Monday, March 10, 2008

WCOG Meeting March 8, 2008



March was my first WCOG meeting, this year. I got off work at 2pm. The team works out until 3pm, but I smuggled my friend, Thea, anyway, and took her to the origami gathering. Her mom and younger brother met up with us, there. Not a huge turnout, and many were working on Won Park's koi out of what looked like Yami's kraft paper.

Thea's long been one of my favorite kids at the gym, and since I no longer work with team, I have not really been able to share time with her.

Don't know how well the music really fits, as is the case with all my music vids. I recently discovered cover songs on YouTube. I've always liked Bon Jovi's music, but haven't heard much of his recent stuff. Don't know how recent/distant this song is, but it's new to my ears. So I'm using it (the cover is by Bradly Akeman). Besides, I do cherish the memories of my time amongst friends.


Photos

Sunday, March 09, 2008

Won Park Folds His Koi- Shaping the head and body

A while ago, I put up a video of Won Park folding the fins, as people have been stumped by how to fold the fins, from Marcio's diagrams.

Recently, it seems that completing the head has also been a point of difficulty. So here is Won at OUSA 2007, folding the head, and doing the final shaping of his koi.

Part One:


Part Two:




Part Three:



I had to divide the video up into 3 parts, due to 100MB limitations with uploads. It is not an instructional video; but hopefully it will offer up clues to some of the difficulties folders are having, relying solely on the diagrams and verbal descriptions of what to do. it should also give a window into what a meticulous, tedious folder Won is. He is an artist, and exacts great care in what he is working on.

Even with the most perfect diagrams, stepfolds, video instructions, one might not be able to fold Won's model as beautifully as Won. Because what is not so easy to convey, is the artistic interpretation, which is uniquely Won. A folder could be technically precise, yet still not come out with a koi that looks like Won's. The final results will depend a lot upon how good one is at sculpting and shaping.

Actually, when I think about it, if one follows the proper fold sequences and folded neatly, then the shaping isn't all that difficult. Won relayed to me, that what a lot of folders seem to be missing (based upon photos submitted by different folders of their koi), is in rounding the head on the bottom. If one folds the fins back sharply, and rounds out the bottom, by curving the bottom layers inward, as well as the body, it should hold a pretty good shape.....unless you subject the dollar to humidity or cold weather (for gifts, where permanence is important and where the recipient might not know how to do "touch ups", over time, Won does apply a bit of glue on the pleats to make the model last and hold its shape "permanently).

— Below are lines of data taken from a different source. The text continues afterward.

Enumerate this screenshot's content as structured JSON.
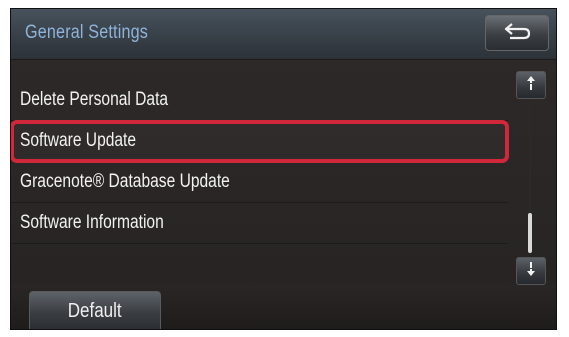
{
  "header": {
    "title": "General Settings",
    "back_icon": "return-arrow-icon"
  },
  "list": {
    "items": [
      {
        "label": "Delete Personal Data"
      },
      {
        "label": "Software Update"
      },
      {
        "label": "Gracenote® Database Update"
      },
      {
        "label": "Software Information"
      }
    ],
    "highlighted_item": "Software Update",
    "highlight_color": "#d0283a"
  },
  "scrollbar": {
    "up_icon": "scroll-up-icon",
    "down_icon": "scroll-down-icon"
  },
  "footer": {
    "default_label": "Default"
  },
  "colors": {
    "title_text": "#8fb3d9",
    "item_text": "#f2f2f2"
  }
}
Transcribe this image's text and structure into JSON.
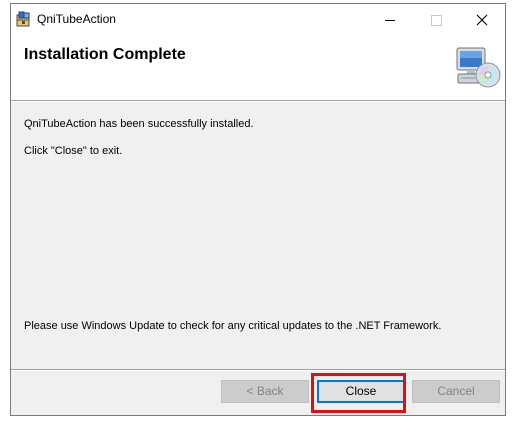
{
  "window": {
    "title": "QniTubeAction"
  },
  "titlebar": {
    "icons": [
      "installer-app-icon",
      "minimize-icon",
      "maximize-icon",
      "close-icon"
    ]
  },
  "header": {
    "title": "Installation Complete",
    "icon": "computer-cd-icon"
  },
  "body": {
    "line1": "QniTubeAction has been successfully installed.",
    "line2": "Click \"Close\" to exit.",
    "footer_note": "Please use Windows Update to check for any critical updates to the .NET Framework."
  },
  "buttons": {
    "back": {
      "label": "< Back",
      "enabled": false
    },
    "close": {
      "label": "Close",
      "enabled": true,
      "focused": true
    },
    "cancel": {
      "label": "Cancel",
      "enabled": false
    }
  },
  "colors": {
    "dialog_bg": "#f0f0f0",
    "header_bg": "#ffffff",
    "focus_border": "#0078d7",
    "highlight_box": "#e01010"
  }
}
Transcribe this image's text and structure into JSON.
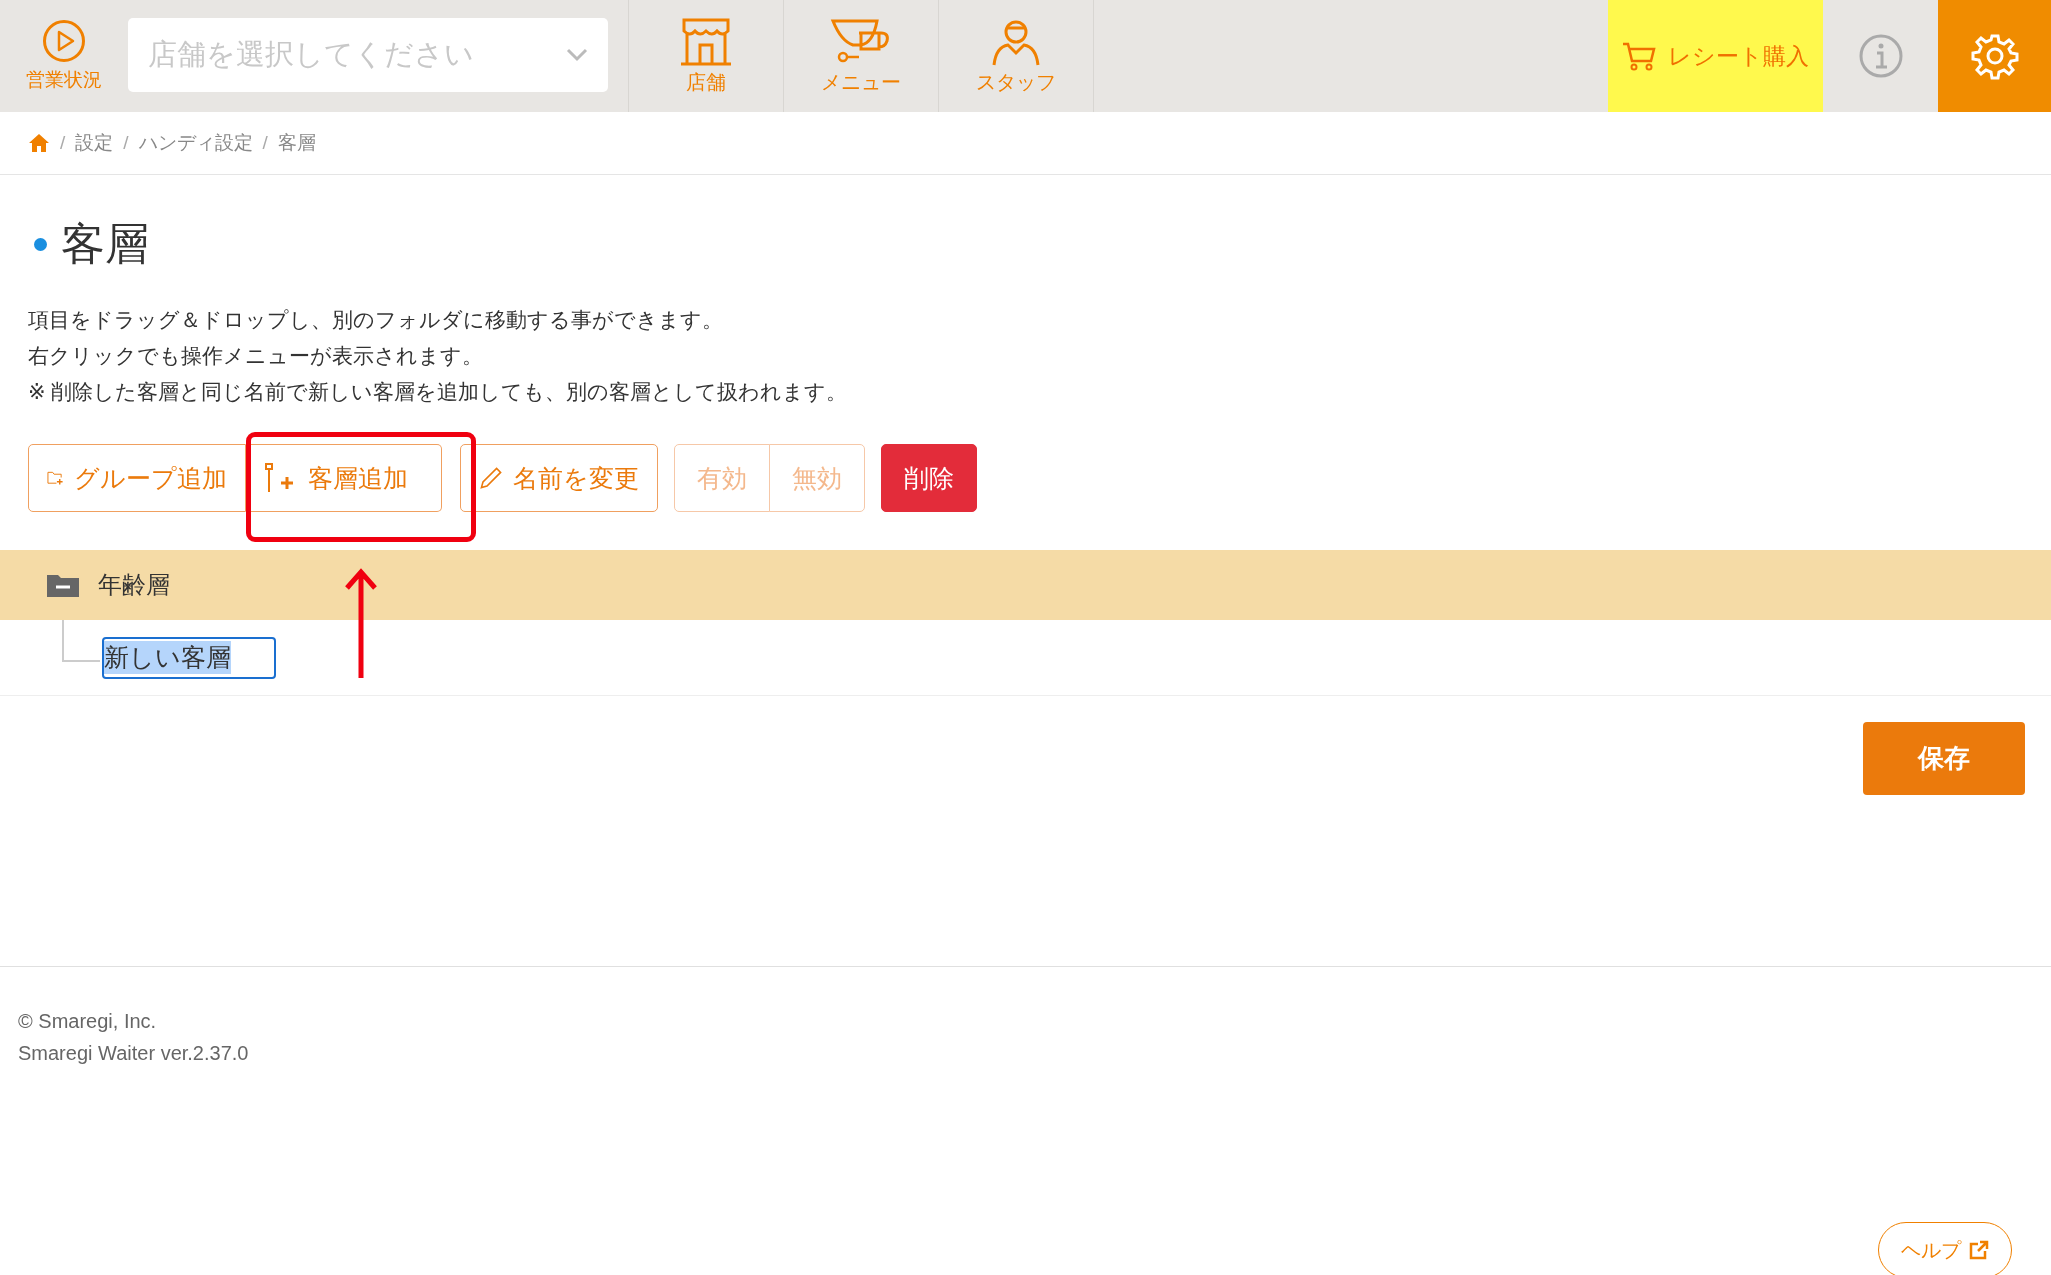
{
  "header": {
    "status_label": "営業状況",
    "store_select": {
      "placeholder": "店舗を選択してください"
    },
    "nav": [
      {
        "label": "店舗"
      },
      {
        "label": "メニュー"
      },
      {
        "label": "スタッフ"
      }
    ],
    "receipt_button": "レシート購入"
  },
  "breadcrumb": [
    {
      "separator": "/",
      "label": "設定"
    },
    {
      "separator": "/",
      "label": "ハンディ設定"
    },
    {
      "separator": "/",
      "label": "客層"
    }
  ],
  "page_title": "客層",
  "description": [
    "項目をドラッグ＆ドロップし、別のフォルダに移動する事ができます。",
    "右クリックでも操作メニューが表示されます。",
    "※ 削除した客層と同じ名前で新しい客層を追加しても、別の客層として扱われます。"
  ],
  "toolbar": [
    {
      "label": "グループ追加",
      "kind": "outline",
      "disabled": false
    },
    {
      "label": "客層追加",
      "kind": "outline",
      "disabled": false
    },
    {
      "label": "名前を変更",
      "kind": "outline",
      "disabled": false
    },
    {
      "label": "有効",
      "kind": "toggle",
      "disabled": true
    },
    {
      "label": "無効",
      "kind": "toggle",
      "disabled": true
    },
    {
      "label": "削除",
      "kind": "danger",
      "disabled": false
    }
  ],
  "tree": [
    {
      "label": "年齢層",
      "expanded": true,
      "selected": true,
      "children": [
        {
          "label": "新しい客層",
          "editing": true
        }
      ]
    }
  ],
  "save_button": "保存",
  "footer": [
    "© Smaregi, Inc.",
    "Smaregi Waiter ver.2.37.0"
  ],
  "help_button": "ヘルプ"
}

On a side note, I arrived at yesterday's WCOG meeting after work, and after a 3 month absence. Yami had brought a young friend who needed help on the koi, and when I got there, there was a whole table of folders doing the koi out of a large sheet of, I think, kraft paper. I was entertaining a young friend I brought with me (one of my gymnasts), and it made it difficult to get into the mindset of offering help to my fellow folders on the WP model. I found it disorienting out of regular paper, and it made me realize how much I relied upon the printed landmarks on the dollar to help me fold the koi. Also, I haven't folded one in a couple of months. Arriving late, and with my young charge, I just couldn't get my brain into gear. So I hope maybe these videos offer up some help.

Again: these aren't instructional videos, so just be happy that it's better than having nothing. I do hope that watching Won and how he folds, does shed some light on how to do his koi.

I'm all of a sudden, in the mood, to start folding them again.